Home-based sole proprietors generate $102 billion in combined annual revenue, and their ranks are expected keep growing, according to a new study by the Small Business Administration's Office of Advocacy.

While home-based  sole proprietors bring in almost $15,700 less on average than their non-home-based counterparts -- $22,569 in net income versus $38,243 -- they earn a higher return on gross revenues because of lower overhead costs.

The study examined 2002 federal income tax data from sole proprietors who deducted home-office expenses. The study does not include firms that opt not to take the home-office deduction or those that deduct for both a home office and rent.
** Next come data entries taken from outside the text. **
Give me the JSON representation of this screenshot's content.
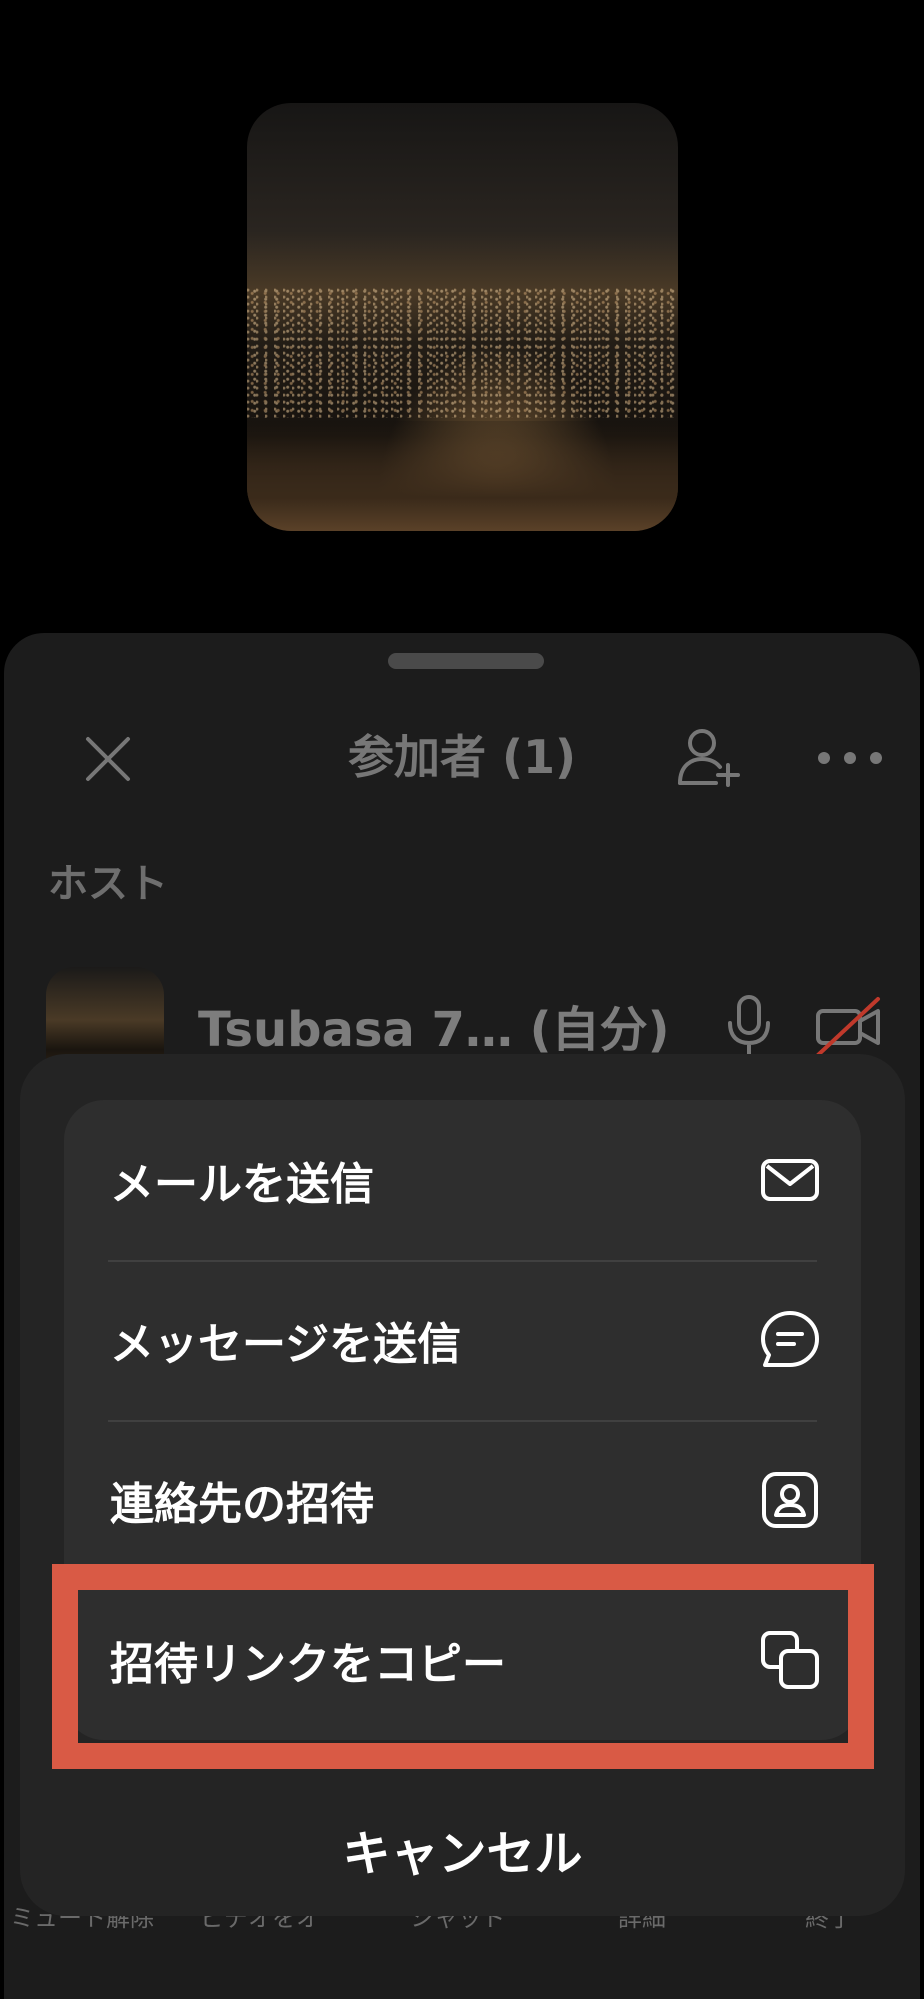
{
  "participants_panel": {
    "title": "参加者 (1)",
    "section_host": "ホスト",
    "participant": {
      "name": "Tsubasa 7… (自分)",
      "mic_state": "on",
      "video_state": "off"
    },
    "icons": {
      "close": "close-icon",
      "invite": "add-person-icon",
      "more": "more-icon",
      "mic": "microphone-icon",
      "video_off": "video-off-icon"
    }
  },
  "toolbar": {
    "items": [
      "ミュート解除",
      "ビデオをオ",
      "シャッド",
      "詳細",
      "終了"
    ]
  },
  "action_sheet": {
    "items": [
      {
        "label": "メールを送信",
        "icon": "mail-icon"
      },
      {
        "label": "メッセージを送信",
        "icon": "chat-icon"
      },
      {
        "label": "連絡先の招待",
        "icon": "contact-icon"
      },
      {
        "label": "招待リンクをコピー",
        "icon": "copy-icon",
        "highlighted": true
      }
    ],
    "cancel_label": "キャンセル"
  },
  "colors": {
    "highlight": "#d95a45",
    "sheet_bg": "#242424",
    "group_bg": "#2e2e2e"
  }
}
However, if such businesses were included, "the total annual revenue may be over $500 billion," said Joanne H. Pratt, a small-business consultant and researcher who authored the study. 

"Sole proprietorships are a vital part of our economy," Thomas M. Sullivan, chief counsel for the Office of Advocacy, said in a statement. "Many are home-based micro businesses; collectively they generate a significant amount of economic activity. For the average sole proprietor, their business provides benefits of entrepreneurship that go beyond just income and revenue."

Operating a business from home offers unique advantages, including low overhead costs and the flexibility to work at home while raising a family. The study found that such business owners work fewer hours per week and days per year, while relying on their business for 25% of their total income compared to 33% of non-home-based owners.

"My business started out of my home mostly because I didn't want to work for anyone but myself," said Bill Hermann, owner and sole DJ for Blue Chip Productions, located in Prior Lake, Minn. "I wanted to be my own boss. My wife works full time. I'm a husband and father of two girls under the age of four. Right now it's a lifestyle choice."

The study suggested that self-employment may rise due to demographic, technology, and lifestyle factors. Pratt also cited longer average lifespan, which has encouraged some retirees  to explore second careers. "What are they going too do with all those years?" she said. "I think they'll pursue hobbies and turn those hobbies into home-based businesses."

Emerging technologies have made it easier to work at home, while the stigma associated with home-based businesses has also faded somewhat. "It's possible to run the tech dependent home-based business anywhere," Pratt said. "It's gotten so that we're a mobile workforce. It's become so commonplace now it's accepted. You work in the car, in the home, in the Starbucks line."